If you have filed a workers’ compensation claim and are unable to reach a settlement with your employer, then your case proceeds to trial. This workers’ compensation trial, known as an “evidentiary hearing”, takes place before a workers’ compensation judge. Prior to this point, there is a process known as “discovery”, during which time your attorney gathers evidence for your trial by conducting legal research, reviewing your medical records and taking depositions of witnesses – oral statements given under oath. The purpose of a deposition is to determine what the witness knows and to preserve that testimony, allowing all parties to learn the facts of the case before going to trial.
What happens at the trial?
At the trial, your attorney presents the judge with the reasons why you should receive workers’ compensation benefits. Your attorney makes opening and closing arguments, question witnesses and introduce evidence to support your claim. Your employer’s attorney does the same, presenting their witness testimony and evidence to support their side of the case. The judge listens to the evidence, rules on objections and, at the conclusion of the trial, provides a decision or ruling.

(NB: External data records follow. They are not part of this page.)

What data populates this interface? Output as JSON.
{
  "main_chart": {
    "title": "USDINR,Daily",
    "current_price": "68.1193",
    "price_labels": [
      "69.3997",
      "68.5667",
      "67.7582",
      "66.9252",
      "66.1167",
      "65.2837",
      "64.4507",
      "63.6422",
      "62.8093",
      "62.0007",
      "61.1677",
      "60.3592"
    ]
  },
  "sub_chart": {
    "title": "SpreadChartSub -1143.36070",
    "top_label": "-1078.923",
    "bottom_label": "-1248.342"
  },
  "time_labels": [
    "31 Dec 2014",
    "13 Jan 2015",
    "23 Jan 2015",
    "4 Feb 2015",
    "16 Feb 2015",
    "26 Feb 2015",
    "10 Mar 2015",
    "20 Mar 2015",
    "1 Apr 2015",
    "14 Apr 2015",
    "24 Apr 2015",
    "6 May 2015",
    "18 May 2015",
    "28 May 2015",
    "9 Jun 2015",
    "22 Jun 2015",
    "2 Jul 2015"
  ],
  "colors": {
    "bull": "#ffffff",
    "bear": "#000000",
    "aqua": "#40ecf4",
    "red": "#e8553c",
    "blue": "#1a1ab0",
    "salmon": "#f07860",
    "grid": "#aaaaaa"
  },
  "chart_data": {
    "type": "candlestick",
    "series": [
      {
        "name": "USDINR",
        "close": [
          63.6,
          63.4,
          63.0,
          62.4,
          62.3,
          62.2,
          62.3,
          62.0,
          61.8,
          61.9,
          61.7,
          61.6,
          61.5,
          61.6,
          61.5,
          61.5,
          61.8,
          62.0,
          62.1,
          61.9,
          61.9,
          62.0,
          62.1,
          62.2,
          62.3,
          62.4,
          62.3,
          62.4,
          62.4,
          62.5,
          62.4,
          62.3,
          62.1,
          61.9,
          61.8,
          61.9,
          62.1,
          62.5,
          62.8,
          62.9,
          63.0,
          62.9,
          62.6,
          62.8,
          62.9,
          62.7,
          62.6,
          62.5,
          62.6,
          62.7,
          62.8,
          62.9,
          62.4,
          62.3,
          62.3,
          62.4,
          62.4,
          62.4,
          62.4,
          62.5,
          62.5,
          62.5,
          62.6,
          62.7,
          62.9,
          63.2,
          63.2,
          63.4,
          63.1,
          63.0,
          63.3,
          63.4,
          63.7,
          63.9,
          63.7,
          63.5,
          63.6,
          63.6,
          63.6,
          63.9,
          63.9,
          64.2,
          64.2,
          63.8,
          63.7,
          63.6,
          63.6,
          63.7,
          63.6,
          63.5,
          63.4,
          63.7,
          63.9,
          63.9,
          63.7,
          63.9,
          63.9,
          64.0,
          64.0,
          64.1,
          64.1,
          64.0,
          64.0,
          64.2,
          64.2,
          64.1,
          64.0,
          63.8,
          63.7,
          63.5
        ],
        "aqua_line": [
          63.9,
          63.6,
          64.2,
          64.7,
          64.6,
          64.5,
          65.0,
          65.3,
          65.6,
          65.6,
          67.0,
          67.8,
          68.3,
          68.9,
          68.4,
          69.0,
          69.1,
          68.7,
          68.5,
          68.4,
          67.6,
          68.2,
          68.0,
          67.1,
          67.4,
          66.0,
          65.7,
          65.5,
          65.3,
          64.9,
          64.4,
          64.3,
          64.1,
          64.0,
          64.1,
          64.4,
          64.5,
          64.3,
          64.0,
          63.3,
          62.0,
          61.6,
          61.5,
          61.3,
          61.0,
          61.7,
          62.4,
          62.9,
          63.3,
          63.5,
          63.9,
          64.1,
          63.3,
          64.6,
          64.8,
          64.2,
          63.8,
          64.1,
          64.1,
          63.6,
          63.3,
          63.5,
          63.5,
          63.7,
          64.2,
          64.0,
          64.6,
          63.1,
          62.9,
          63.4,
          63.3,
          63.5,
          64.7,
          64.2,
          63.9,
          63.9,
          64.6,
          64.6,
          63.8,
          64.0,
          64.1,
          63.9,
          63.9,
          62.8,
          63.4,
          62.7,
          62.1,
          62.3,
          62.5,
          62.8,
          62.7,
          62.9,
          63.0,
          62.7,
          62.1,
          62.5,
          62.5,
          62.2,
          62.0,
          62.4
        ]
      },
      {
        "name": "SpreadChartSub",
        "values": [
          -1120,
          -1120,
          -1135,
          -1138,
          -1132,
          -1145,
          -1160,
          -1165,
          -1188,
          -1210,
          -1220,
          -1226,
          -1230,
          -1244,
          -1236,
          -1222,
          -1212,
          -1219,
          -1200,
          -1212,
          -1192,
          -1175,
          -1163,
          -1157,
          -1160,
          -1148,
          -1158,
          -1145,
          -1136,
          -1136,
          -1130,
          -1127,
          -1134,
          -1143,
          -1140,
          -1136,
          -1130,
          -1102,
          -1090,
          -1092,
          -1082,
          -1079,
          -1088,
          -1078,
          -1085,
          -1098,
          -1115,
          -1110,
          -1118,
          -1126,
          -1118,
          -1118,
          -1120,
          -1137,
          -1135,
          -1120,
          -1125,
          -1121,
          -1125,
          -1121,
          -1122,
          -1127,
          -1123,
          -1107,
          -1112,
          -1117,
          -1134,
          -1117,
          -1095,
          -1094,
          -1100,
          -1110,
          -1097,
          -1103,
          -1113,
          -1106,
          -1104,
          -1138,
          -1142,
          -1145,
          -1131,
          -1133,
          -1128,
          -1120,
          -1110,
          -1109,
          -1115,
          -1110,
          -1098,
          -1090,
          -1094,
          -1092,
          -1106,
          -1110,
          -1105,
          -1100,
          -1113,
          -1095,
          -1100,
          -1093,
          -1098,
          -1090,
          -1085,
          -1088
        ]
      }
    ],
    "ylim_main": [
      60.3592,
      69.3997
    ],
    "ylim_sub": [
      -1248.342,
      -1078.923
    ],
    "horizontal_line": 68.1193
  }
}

What type of evidence is introduced?
Your attorney presents your testimony as well as the testimonies of other witnesses. Medical evidence may also be introduced, including testimonies of doctors, copies of medical records, and doctor reports. During the hearing, your employer or its insurance company also presents evidence, including medical records and physician testimony. If either party objects to any evidence introduced, the judge makes a ruling regarding the objection.
Types of evidentiary hearings
Workers’ compensation cases fall into two categories of evidentiary hearings: hardship hearings and final hearings. When an employee is disputing medical treatment or disability benefit payments, they can request a hardship hearing before a judge. Final hearings can be requested by either party in a workers’ compensation trial. This is done when all of the medical treatments have been completed and both parties in the case have prepared all the necessary medical and expert evidence for the hearing.
The procedures for both hardship hearings and final hearings are the same: the presiding judge asks both parties whether they agree on any issues in the trial. The judge then enters these agreements into the court record. Both parties are then asked if they contest any issues of the case and those are then addressed by the judge in determining the decision, known as an award. In these hearings, judges may issue temporary or partial awards and the case remains in the judge’s docket. If a judge issues a final award, then the case ends unless either side makes an appeal.
Knowledge and compassion in the area of Florida workers’ compensation law
Filing a workers’ compensation claim and preparing for trial can be a stressful and overwhelming process. Having an experienced attorney by your side to navigate the complexities of workers’ compensation law can ensure that you receive the benefits and wage compensation you deserve. Experienced New Port Richey workers’ compensation attorney Joseph M. Rooth fights on your behalf and is with you every step of the way, from filing a workers’ compensation claim through the trial process. Conveniently located, with offices in New Port Richey, Spring Hill, Seminole and Clearwater, attorney Rooth serves clients in New Port Richey and throughout the Tampa Bay area. To arrange for a free consultation, contact attorney Rooth at 727-849-3400 or online.